> Task
The records that follow should be copied in full, exactly as they read.

(Excerpts from a dataset)
========================================================================
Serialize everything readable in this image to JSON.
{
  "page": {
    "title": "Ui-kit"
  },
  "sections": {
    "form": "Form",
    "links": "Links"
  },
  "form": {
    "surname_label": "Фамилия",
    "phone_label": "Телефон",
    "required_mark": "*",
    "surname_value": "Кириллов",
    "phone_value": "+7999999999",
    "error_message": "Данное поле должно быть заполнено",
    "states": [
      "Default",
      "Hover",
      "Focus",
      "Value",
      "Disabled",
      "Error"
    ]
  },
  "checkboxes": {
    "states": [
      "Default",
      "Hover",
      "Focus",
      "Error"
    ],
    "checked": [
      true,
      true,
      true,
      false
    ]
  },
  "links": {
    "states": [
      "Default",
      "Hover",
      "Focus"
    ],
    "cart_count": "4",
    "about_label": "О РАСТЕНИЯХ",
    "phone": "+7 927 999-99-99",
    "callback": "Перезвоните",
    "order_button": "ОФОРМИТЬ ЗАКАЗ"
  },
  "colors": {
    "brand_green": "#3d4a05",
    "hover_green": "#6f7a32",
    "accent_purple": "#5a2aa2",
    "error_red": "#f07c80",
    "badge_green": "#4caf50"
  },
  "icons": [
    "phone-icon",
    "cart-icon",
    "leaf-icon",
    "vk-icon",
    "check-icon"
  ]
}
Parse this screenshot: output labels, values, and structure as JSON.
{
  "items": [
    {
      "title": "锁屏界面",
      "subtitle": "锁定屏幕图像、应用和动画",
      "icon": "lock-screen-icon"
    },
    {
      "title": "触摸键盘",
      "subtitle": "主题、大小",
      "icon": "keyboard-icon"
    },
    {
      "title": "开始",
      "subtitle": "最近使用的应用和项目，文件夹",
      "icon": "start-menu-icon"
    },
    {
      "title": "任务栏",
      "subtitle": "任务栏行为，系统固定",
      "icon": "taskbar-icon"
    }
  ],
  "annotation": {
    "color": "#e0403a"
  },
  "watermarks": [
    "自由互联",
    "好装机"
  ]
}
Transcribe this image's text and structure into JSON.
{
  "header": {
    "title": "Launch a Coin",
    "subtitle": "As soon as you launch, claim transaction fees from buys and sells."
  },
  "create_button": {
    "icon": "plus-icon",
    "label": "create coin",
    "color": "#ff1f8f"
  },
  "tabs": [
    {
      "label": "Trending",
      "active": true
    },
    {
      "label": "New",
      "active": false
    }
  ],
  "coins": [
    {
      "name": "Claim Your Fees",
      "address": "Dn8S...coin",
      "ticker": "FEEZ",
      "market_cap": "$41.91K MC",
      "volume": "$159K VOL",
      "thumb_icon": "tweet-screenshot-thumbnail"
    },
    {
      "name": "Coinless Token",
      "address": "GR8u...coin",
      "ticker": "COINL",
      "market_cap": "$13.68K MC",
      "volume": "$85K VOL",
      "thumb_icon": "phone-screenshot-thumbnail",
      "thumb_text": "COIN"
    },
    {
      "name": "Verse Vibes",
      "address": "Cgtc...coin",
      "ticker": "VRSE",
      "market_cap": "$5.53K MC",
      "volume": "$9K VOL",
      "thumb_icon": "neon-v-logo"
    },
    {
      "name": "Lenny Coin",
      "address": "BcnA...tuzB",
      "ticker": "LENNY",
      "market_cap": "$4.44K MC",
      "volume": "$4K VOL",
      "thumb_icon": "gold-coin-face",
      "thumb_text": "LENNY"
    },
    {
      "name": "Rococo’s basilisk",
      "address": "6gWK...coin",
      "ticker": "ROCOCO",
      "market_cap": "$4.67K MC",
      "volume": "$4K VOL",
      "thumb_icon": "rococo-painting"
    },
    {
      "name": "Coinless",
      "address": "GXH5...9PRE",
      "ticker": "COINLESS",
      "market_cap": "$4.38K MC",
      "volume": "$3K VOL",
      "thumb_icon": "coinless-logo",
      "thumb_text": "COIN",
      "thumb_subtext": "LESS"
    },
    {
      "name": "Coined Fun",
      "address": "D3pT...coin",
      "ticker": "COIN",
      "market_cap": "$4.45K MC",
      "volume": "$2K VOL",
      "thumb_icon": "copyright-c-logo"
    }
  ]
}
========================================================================
> Task result
Serialize everything readable in this image to JSON.
{
  "page": {
    "title": "Ui-kit"
  },
  "sections": {
    "form": "Form",
    "links": "Links"
  },
  "form": {
    "surname_label": "Фамилия",
    "phone_label": "Телефон",
    "required_mark": "*",
    "surname_value": "Кириллов",
    "phone_value": "+7999999999",
    "error_message": "Данное поле должно быть заполнено",
    "states": [
      "Default",
      "Hover",
      "Focus",
      "Value",
      "Disabled",
      "Error"
    ]
  },
  "checkboxes": {
    "states": [
      "Default",
      "Hover",
      "Focus",
      "Error"
    ],
    "checked": [
      true,
      true,
      true,
      false
    ]
  },
  "links": {
    "states": [
      "Default",
      "Hover",
      "Focus"
    ],
    "cart_count": "4",
    "about_label": "О РАСТЕНИЯХ",
    "phone": "+7 927 999-99-99",
    "callback": "Перезвоните",
    "order_button": "ОФОРМИТЬ ЗАКАЗ"
  },
  "colors": {
    "brand_green": "#3d4a05",
    "hover_green": "#6f7a32",
    "accent_purple": "#5a2aa2",
    "error_red": "#f07c80",
    "badge_green": "#4caf50"
  },
  "icons": [
    "phone-icon",
    "cart-icon",
    "leaf-icon",
    "vk-icon",
    "check-icon"
  ]
}
Parse this screenshot: output labels, values, and structure as JSON.
{
  "items": [
    {
      "title": "锁屏界面",
      "subtitle": "锁定屏幕图像、应用和动画",
      "icon": "lock-screen-icon"
    },
    {
      "title": "触摸键盘",
      "subtitle": "主题、大小",
      "icon": "keyboard-icon"
    },
    {
      "title": "开始",
      "subtitle": "最近使用的应用和项目，文件夹",
      "icon": "start-menu-icon"
    },
    {
      "title": "任务栏",
      "subtitle": "任务栏行为，系统固定",
      "icon": "taskbar-icon"
    }
  ],
  "annotation": {
    "color": "#e0403a"
  },
  "watermarks": [
    "自由互联",
    "好装机"
  ]
}
Transcribe this image's text and structure into JSON.
{
  "header": {
    "title": "Launch a Coin",
    "subtitle": "As soon as you launch, claim transaction fees from buys and sells."
  },
  "create_button": {
    "icon": "plus-icon",
    "label": "create coin",
    "color": "#ff1f8f"
  },
  "tabs": [
    {
      "label": "Trending",
      "active": true
    },
    {
      "label": "New",
      "active": false
    }
  ],
  "coins": [
    {
      "name": "Claim Your Fees",
      "address": "Dn8S...coin",
      "ticker": "FEEZ",
      "market_cap": "$41.91K MC",
      "volume": "$159K VOL",
      "thumb_icon": "tweet-screenshot-thumbnail"
    },
    {
      "name": "Coinless Token",
      "address": "GR8u...coin",
      "ticker": "COINL",
      "market_cap": "$13.68K MC",
      "volume": "$85K VOL",
      "thumb_icon": "phone-screenshot-thumbnail",
      "thumb_text": "COIN"
    },
    {
      "name": "Verse Vibes",
      "address": "Cgtc...coin",
      "ticker": "VRSE",
      "market_cap": "$5.53K MC",
      "volume": "$9K VOL",
      "thumb_icon": "neon-v-logo"
    },
    {
      "name": "Lenny Coin",
      "address": "BcnA...tuzB",
      "ticker": "LENNY",
      "market_cap": "$4.44K MC",
      "volume": "$4K VOL",
      "thumb_icon": "gold-coin-face",
      "thumb_text": "LENNY"
    },
    {
      "name": "Rococo’s basilisk",
      "address": "6gWK...coin",
      "ticker": "ROCOCO",
      "market_cap": "$4.67K MC",
      "volume": "$4K VOL",
      "thumb_icon": "rococo-painting"
    },
    {
      "name": "Coinless",
      "address": "GXH5...9PRE",
      "ticker": "COINLESS",
      "market_cap": "$4.38K MC",
      "volume": "$3K VOL",
      "thumb_icon": "coinless-logo",
      "thumb_text": "COIN",
      "thumb_subtext": "LESS"
    },
    {
      "name": "Coined Fun",
      "address": "D3pT...coin",
      "ticker": "COIN",
      "market_cap": "$4.45K MC",
      "volume": "$2K VOL",
      "thumb_icon": "copyright-c-logo"
    }
  ]
}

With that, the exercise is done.